Slow PAL refers to the technique of treating 25fps PAL material as 24fps film-originated material, and applying the established 3:2 pulldown technique, as had been used to transfer film to NTSC video for decades. The result is a 30fps (or more properly 29.97fps) video stream representing the PAL original, although the slightly longer running time can complicate television commercial production. Results with interlaced source material be unpredictable and unpleasant artefacts can occur at cuts. Even worse, though, is the simple technique of duplicating frames, producing an identifiable one-per-second hesitancy to motion that is only really suitable for offline editing - and even that's no longer really required, given the ability of computers to work natively in almost any frame rate.
"One day," said Russill-Roy, "I get yanked into an office and our new business guy is saying there's a certain high end movie company, and what they want to do is take their 23.98fps trailers and convert to 1080i, at 50, 59.94, letterbox, PAL, NTSC, you name it. So we had to create the six formats, and movies are sensitive, they need to get through." Existing solutions were less than satisfactory. "People were using Episode, FlipFactory, but the interlacing was a big issue." Eventually, the only solution which would satisfy the big studios was a real-time hardware converter: the original Teranex. "We jumped in on the $79,000 version which plummeted to $29,000... now it's become three grand."
Bang for your buck
With such affordable equipment on offer, installations across multiple sites, offering multiple channels of conversion, became a realistic financial proposition. "We had an office in Miami and in London. [For each] we purchased six Teranex, six Hyperdeck Studios, the 17" SmartView monitor and one of those fantastic duos that can do waveforms and vectors, the audio monitor, and stuck it into a normal rack. Hanging off this would be an iMac and some Promise storage, then we went on to GP Labs because there was so much data." With Final Cut 7 as the initial tool of choice (thanks to its multichannel audio support), this configuration represented an enormously powerful conversion suite capable of six simultaneous real-time transcodes to various formats.

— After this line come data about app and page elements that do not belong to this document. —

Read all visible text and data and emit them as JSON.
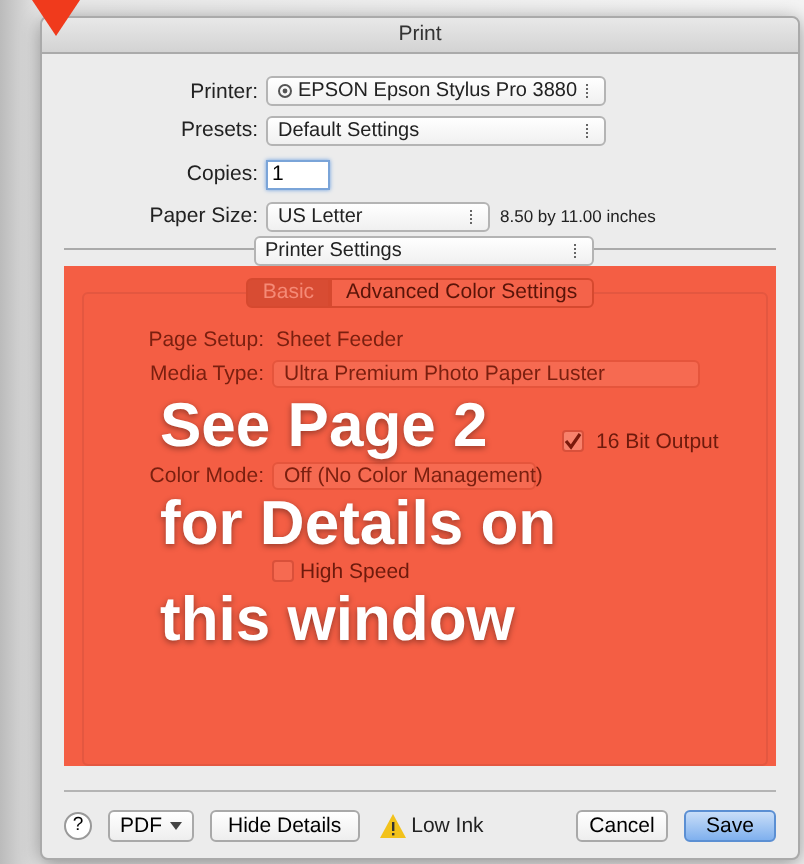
{
  "window": {
    "title": "Print"
  },
  "printer": {
    "label": "Printer:",
    "value": "EPSON Epson Stylus Pro 3880"
  },
  "presets": {
    "label": "Presets:",
    "value": "Default Settings"
  },
  "copies": {
    "label": "Copies:",
    "value": "1"
  },
  "paper_size": {
    "label": "Paper Size:",
    "value": "US Letter",
    "dimensions": "8.50 by 11.00 inches"
  },
  "panel_menu": {
    "value": "Printer Settings"
  },
  "tabs": [
    {
      "label": "Basic",
      "selected": true
    },
    {
      "label": "Advanced Color Settings",
      "selected": false
    }
  ],
  "page_setup": {
    "label": "Page Setup:",
    "value": "Sheet Feeder"
  },
  "media_type": {
    "label": "Media Type:",
    "value": "Ultra Premium Photo Paper Luster"
  },
  "bit_output": {
    "label": "16 Bit Output",
    "checked": true
  },
  "color_mode": {
    "label": "Color Mode:",
    "value": "Off (No Color Management)"
  },
  "options": [
    {
      "label": "High Speed",
      "checked": false
    }
  ],
  "overlay": {
    "lines": [
      "See Page 2",
      "for Details on",
      "this window"
    ]
  },
  "footer": {
    "help": "?",
    "warning": "Low Ink",
    "buttons": [
      {
        "kind": "menu",
        "label": "PDF"
      },
      {
        "kind": "plain",
        "label": "Hide Details"
      },
      {
        "kind": "plain",
        "label": "Cancel"
      },
      {
        "kind": "default",
        "label": "Save"
      }
    ]
  }
}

The attraction, however, was not just the price tag or the speed. Quality standards conversion of continuous, uncut camera-original material is now very possible given optical flow, high quality resampling, noise reduction and, of course, the electronics to do it quickly. Converting material with cuts in it - an elementary complication, one might have thought - is something that's still done incorrectly on a wide basis.
Optical flow, being dependent on detecting a meaningful sequential motion between adjacent frames, fails badly on cuts, producing unpleasant flash frames of warped and partially-dissolved images as the algorithm struggles to match motion, desperately outputting the least-worst solution, even where there is no meaningful motion to match. Teranex, on the other hand, performs cut detection on incoming material and treats each shot independently. "Everything else is mashing together on cuts. Some other products can do clean cuts, but only on progressive material. You start seeing flash frames between scenes and it just looks awful." Although standards conversion is intrinsically an imperfect process, separating the incoming material into discrete shots allows things to work much more effectively.
With the test and measurement features of the SmartScope Duo, Teranex's other features, from those of a simple processing amplifier to noise reduction, can also be effectively deployed in a bureau service which must be able to produce the best possible results from incoming material that can sometimes be of rather dubious vintage. The Teranex name, backed up by engineering talent from the original company, seems likely to remain entrenched under Blackmagic's ownership. With the technology now very available, the concern becomes one of expertise. Those confronting issues of standards conversion, including the delivery of files with subtleties such as subtitles, captions, multiple soundtracks, specifically designed VT clocks and the other unavoidable minutiae of current broadcast delivery practices, can find free information on the subject from Craig at www.delivercommercials.com.